(Data excerpts):
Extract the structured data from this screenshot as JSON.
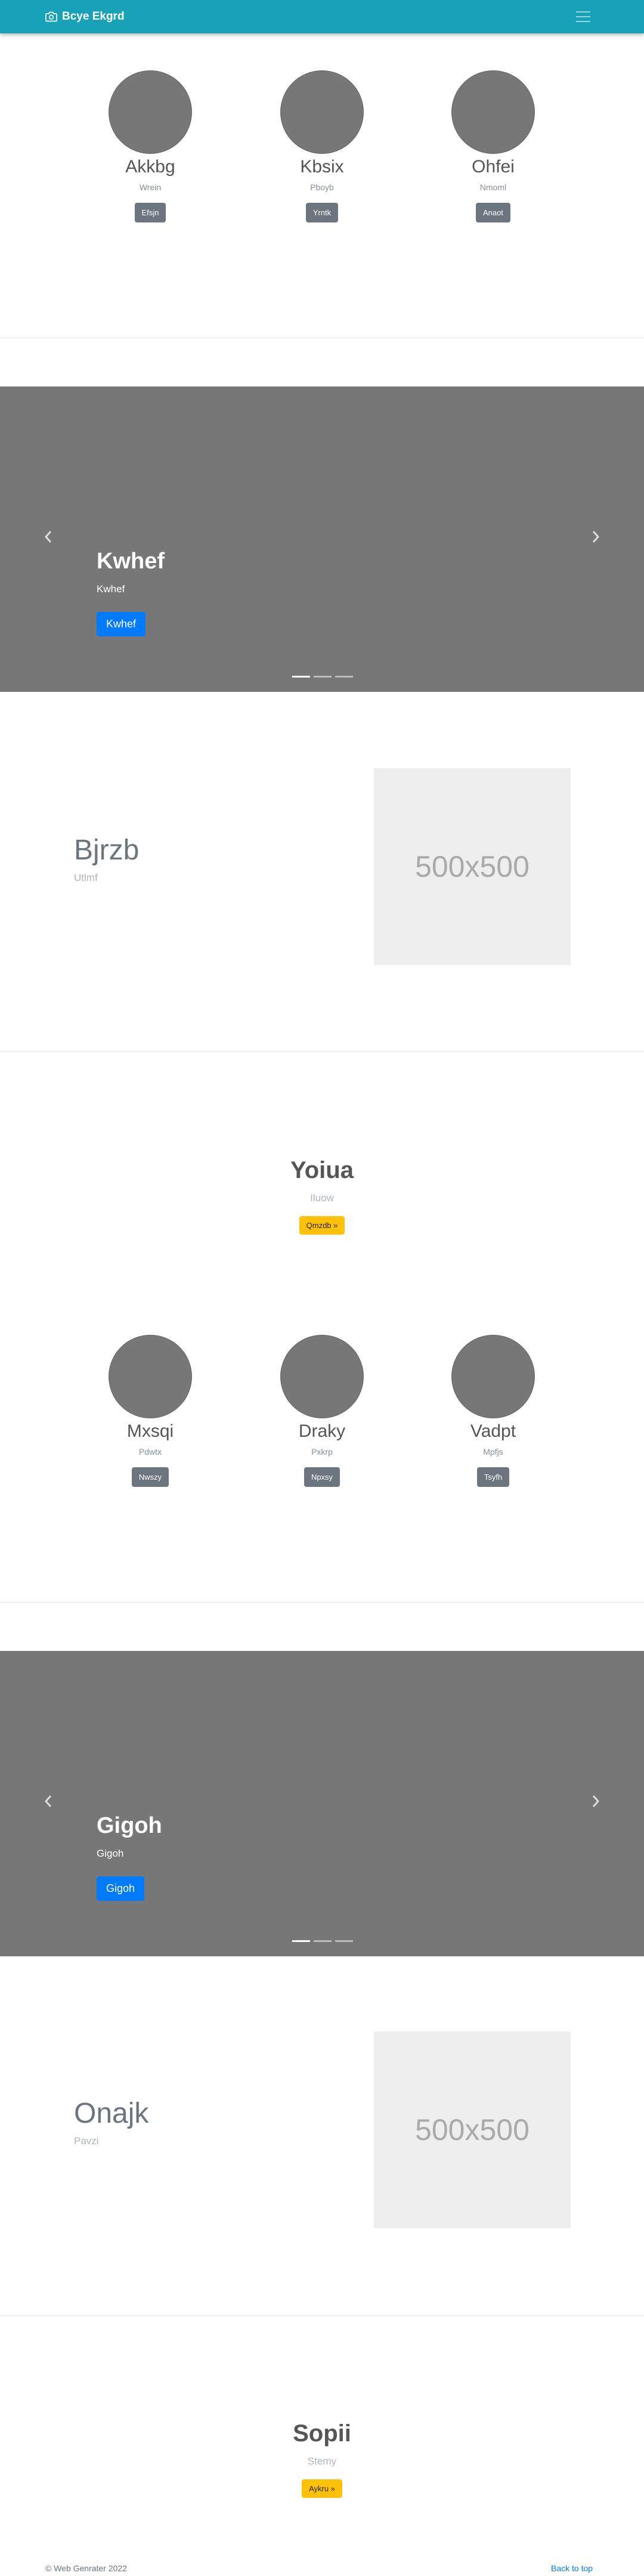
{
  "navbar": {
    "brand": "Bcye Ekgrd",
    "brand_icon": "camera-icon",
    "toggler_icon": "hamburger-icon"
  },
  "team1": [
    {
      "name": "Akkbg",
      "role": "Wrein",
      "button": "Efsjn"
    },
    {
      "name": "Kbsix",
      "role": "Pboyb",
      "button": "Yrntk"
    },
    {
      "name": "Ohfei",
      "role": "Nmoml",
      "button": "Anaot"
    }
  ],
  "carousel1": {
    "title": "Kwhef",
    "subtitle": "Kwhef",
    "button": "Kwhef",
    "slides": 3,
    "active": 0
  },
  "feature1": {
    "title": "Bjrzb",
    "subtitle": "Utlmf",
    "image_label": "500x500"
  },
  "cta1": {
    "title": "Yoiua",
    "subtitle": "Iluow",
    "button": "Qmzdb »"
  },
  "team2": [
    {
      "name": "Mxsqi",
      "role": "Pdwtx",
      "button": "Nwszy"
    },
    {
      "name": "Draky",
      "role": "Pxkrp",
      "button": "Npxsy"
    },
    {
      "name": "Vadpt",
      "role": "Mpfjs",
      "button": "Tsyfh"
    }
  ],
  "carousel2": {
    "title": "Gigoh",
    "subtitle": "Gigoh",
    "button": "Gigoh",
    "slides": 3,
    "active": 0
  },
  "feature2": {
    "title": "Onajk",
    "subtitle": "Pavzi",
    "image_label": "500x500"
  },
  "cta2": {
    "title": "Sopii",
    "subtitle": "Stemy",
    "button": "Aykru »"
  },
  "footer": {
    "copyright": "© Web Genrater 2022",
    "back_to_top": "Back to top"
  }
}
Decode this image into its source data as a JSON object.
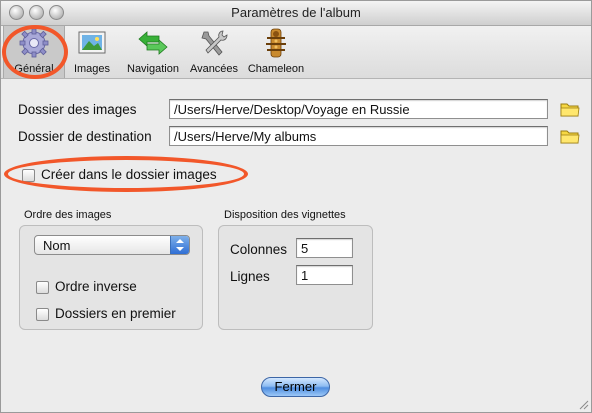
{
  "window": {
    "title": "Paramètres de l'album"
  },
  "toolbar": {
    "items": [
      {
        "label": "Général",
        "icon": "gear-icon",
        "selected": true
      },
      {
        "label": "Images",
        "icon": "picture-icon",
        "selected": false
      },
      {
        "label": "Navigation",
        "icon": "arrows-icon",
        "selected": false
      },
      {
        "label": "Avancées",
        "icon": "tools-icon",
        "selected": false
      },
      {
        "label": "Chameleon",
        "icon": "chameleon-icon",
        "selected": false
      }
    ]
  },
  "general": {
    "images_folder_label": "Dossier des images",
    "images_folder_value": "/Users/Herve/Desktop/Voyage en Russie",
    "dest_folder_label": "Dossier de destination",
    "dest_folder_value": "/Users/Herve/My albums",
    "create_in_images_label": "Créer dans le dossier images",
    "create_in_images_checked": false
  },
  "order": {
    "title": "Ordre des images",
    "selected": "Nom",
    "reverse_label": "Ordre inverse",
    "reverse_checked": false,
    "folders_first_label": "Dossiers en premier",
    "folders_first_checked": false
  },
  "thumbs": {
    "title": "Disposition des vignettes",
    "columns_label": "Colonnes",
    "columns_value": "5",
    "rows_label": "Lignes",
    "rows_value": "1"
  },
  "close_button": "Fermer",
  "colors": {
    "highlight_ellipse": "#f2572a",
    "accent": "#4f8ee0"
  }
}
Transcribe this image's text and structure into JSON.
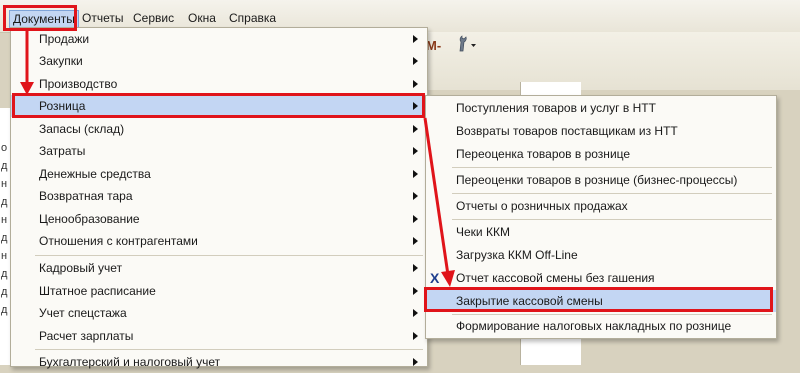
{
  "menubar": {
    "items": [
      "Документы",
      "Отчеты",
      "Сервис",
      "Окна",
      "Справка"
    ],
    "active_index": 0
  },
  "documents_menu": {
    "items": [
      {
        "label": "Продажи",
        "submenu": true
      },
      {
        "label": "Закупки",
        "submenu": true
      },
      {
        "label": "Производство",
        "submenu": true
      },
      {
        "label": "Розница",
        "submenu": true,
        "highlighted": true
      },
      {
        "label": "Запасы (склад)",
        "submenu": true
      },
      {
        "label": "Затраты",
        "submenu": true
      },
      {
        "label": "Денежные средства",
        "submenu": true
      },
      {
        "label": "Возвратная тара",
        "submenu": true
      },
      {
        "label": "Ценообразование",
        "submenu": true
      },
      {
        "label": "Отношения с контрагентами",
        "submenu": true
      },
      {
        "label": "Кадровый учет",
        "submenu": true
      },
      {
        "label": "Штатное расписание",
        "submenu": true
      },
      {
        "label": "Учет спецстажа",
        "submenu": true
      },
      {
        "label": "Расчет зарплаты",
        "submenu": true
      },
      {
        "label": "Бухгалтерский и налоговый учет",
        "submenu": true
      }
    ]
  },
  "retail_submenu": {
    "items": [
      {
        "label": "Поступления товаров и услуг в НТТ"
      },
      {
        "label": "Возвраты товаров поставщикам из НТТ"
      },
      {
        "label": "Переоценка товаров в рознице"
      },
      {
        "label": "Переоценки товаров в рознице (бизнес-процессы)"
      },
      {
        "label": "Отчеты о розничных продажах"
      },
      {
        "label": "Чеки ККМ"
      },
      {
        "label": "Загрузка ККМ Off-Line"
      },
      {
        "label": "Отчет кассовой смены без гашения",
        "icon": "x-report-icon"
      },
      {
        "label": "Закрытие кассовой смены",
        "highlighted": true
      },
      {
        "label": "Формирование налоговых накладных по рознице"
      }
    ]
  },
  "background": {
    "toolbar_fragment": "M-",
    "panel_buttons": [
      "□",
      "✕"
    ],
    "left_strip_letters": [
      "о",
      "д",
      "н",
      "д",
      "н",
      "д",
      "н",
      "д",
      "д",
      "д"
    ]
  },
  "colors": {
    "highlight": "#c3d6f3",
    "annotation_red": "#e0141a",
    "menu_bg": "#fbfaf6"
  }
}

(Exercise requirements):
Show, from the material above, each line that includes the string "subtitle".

(Answer section):
    "subtitle": "Kwhef",
    "subtitle": "Utlmf",
    "subtitle": "Iluow",
    "subtitle": "Gigoh",
    "subtitle": "Pavzi",
    "subtitle": "Stemy",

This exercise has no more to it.